**ACTION ITEM:** Only lines containing "adresser" belong in the answer, each copied from the entries below.

· · · · ·

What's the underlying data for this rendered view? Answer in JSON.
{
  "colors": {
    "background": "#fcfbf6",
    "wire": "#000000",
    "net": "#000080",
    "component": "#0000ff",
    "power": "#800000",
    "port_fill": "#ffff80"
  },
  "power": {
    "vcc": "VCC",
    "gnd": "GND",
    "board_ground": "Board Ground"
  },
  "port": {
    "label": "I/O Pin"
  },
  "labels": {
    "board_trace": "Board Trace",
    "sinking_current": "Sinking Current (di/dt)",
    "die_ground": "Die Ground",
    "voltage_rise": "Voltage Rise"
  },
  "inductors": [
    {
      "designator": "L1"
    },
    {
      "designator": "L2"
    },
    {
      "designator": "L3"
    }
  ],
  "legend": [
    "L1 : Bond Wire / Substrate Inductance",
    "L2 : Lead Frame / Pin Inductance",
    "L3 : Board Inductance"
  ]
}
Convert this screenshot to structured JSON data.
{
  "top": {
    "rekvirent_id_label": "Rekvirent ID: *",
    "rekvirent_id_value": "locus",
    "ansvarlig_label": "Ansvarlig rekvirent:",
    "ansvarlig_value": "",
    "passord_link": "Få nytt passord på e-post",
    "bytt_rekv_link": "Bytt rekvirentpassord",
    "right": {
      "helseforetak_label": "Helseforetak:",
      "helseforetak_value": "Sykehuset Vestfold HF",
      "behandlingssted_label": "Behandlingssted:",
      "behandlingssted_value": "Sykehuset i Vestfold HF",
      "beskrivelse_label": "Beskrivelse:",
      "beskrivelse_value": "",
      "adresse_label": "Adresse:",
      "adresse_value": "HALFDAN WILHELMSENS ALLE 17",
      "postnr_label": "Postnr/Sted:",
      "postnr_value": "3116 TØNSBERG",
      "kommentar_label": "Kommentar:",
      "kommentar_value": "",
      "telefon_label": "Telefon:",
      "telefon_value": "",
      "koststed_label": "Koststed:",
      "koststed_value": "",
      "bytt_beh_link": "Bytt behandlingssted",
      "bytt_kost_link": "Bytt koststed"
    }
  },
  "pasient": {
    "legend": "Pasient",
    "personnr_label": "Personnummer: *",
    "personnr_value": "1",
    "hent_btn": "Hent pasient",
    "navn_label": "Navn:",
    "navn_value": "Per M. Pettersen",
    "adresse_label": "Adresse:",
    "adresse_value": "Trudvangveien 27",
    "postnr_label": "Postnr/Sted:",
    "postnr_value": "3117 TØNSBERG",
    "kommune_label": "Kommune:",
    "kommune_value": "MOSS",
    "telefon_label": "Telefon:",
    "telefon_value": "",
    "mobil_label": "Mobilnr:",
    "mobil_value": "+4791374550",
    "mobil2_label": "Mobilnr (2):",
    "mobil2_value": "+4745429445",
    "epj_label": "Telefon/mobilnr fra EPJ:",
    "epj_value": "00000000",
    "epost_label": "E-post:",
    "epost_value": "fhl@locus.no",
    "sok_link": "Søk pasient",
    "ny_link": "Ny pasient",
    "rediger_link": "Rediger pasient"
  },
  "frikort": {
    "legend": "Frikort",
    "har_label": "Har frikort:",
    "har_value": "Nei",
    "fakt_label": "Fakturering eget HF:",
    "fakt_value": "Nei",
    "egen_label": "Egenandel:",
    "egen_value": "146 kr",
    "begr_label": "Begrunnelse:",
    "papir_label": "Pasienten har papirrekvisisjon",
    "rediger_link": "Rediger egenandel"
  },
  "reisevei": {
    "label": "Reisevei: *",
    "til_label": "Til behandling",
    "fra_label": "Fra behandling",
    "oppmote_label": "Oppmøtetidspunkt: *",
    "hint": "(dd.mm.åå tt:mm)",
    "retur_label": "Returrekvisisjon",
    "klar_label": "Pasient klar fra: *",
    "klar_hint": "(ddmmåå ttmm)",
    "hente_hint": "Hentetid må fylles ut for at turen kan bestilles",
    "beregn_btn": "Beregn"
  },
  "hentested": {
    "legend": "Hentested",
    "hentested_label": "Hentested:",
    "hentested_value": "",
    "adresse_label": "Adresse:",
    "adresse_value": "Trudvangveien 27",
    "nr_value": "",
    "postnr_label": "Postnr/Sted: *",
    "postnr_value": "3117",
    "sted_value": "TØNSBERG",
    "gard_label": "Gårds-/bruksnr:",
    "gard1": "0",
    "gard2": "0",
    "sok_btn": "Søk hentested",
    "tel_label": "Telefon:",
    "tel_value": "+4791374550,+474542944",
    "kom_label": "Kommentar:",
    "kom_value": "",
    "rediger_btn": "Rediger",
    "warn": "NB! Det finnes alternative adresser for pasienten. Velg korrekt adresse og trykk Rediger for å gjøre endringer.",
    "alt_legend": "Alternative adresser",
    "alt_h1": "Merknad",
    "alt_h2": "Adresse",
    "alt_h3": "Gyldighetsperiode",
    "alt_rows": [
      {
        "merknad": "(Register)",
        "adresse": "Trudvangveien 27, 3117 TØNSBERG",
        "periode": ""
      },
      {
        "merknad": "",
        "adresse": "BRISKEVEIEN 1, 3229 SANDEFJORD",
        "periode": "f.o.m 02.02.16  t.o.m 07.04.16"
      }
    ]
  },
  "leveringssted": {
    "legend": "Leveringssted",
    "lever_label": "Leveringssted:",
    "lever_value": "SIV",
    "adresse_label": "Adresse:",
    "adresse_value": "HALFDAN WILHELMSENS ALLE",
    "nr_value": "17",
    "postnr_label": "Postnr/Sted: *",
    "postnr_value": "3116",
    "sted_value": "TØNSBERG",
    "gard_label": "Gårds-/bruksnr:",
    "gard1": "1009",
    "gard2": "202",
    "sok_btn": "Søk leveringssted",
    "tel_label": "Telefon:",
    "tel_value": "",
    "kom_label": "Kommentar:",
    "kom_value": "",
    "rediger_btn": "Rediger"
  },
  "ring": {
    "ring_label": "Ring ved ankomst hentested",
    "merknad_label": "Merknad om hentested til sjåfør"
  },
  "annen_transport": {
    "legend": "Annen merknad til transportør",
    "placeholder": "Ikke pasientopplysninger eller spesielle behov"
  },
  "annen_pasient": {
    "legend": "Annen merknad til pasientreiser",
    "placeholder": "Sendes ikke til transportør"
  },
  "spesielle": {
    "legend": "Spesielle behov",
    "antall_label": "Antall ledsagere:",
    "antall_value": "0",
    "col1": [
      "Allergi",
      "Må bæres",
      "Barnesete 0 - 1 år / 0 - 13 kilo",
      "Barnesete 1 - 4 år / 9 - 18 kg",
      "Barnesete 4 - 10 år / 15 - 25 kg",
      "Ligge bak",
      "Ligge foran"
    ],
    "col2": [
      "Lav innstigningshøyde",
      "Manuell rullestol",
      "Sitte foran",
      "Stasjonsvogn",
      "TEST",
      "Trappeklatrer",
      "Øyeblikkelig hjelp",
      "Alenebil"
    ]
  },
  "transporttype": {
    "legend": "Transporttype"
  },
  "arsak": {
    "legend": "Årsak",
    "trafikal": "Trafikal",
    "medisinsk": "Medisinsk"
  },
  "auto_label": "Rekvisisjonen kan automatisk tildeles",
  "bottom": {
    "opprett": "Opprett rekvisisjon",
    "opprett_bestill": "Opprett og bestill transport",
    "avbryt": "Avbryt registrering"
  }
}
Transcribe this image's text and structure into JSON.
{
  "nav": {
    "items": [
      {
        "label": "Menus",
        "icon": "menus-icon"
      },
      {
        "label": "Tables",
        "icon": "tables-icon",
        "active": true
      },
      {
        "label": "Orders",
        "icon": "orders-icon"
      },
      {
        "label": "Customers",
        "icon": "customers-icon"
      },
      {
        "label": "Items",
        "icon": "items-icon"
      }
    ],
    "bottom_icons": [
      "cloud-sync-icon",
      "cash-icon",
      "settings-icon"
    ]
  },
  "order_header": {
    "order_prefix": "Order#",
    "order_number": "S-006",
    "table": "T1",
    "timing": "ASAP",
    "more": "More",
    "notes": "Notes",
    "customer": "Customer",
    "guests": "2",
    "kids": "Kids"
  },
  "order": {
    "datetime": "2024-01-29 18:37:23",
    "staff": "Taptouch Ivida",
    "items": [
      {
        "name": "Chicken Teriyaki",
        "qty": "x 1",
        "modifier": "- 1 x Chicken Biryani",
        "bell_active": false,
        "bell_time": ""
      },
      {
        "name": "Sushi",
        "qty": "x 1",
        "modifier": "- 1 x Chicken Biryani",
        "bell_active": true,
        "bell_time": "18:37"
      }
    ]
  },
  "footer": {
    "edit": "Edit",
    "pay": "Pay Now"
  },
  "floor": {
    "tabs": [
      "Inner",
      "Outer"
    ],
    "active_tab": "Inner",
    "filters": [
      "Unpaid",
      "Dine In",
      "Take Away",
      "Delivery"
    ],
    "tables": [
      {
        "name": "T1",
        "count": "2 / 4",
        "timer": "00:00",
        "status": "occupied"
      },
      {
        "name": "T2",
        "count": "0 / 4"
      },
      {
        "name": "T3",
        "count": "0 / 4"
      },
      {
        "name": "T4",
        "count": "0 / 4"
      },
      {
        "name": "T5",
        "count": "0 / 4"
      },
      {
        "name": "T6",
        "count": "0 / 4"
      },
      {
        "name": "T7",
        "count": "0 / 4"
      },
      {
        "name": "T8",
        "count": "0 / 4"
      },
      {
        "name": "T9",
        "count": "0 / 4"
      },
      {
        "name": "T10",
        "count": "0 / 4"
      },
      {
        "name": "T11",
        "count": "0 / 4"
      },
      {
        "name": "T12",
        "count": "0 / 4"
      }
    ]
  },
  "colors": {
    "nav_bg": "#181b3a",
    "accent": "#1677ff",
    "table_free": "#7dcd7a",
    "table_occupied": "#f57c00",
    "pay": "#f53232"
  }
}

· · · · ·

**RESPONSE FOR THIS EXERCISE:**
    "warn": "NB! Det finnes alternative adresser for pasienten. Velg korrekt adresse og trykk Rediger for å gjøre endringer.",
    "alt_legend": "Alternative adresser",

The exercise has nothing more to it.